---- MATERIAL PROVIDED

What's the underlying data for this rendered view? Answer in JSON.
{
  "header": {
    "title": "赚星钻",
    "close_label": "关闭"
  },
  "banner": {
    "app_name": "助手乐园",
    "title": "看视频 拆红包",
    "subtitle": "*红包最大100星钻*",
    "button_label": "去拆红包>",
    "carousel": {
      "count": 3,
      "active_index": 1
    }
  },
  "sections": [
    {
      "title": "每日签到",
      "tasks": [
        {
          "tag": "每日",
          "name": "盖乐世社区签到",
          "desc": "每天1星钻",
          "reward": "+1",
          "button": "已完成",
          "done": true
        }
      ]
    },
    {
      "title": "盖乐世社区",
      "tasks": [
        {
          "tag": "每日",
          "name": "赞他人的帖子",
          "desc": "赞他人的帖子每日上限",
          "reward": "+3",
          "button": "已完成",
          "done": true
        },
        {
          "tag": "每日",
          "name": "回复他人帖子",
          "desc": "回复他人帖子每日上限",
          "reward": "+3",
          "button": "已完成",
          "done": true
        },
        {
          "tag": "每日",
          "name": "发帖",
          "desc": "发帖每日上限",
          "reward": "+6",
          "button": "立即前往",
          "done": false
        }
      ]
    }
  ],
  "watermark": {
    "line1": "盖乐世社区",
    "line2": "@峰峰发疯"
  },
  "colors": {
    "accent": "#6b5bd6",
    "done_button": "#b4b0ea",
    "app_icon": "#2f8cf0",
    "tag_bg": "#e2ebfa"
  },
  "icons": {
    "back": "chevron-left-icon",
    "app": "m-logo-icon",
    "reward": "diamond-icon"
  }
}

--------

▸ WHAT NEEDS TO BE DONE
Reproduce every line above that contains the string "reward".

▸ RESPONSE TO THIS TASK
          "reward": "+1",
          "reward": "+3",
          "reward": "+3",
          "reward": "+6",
    "reward": "diamond-icon"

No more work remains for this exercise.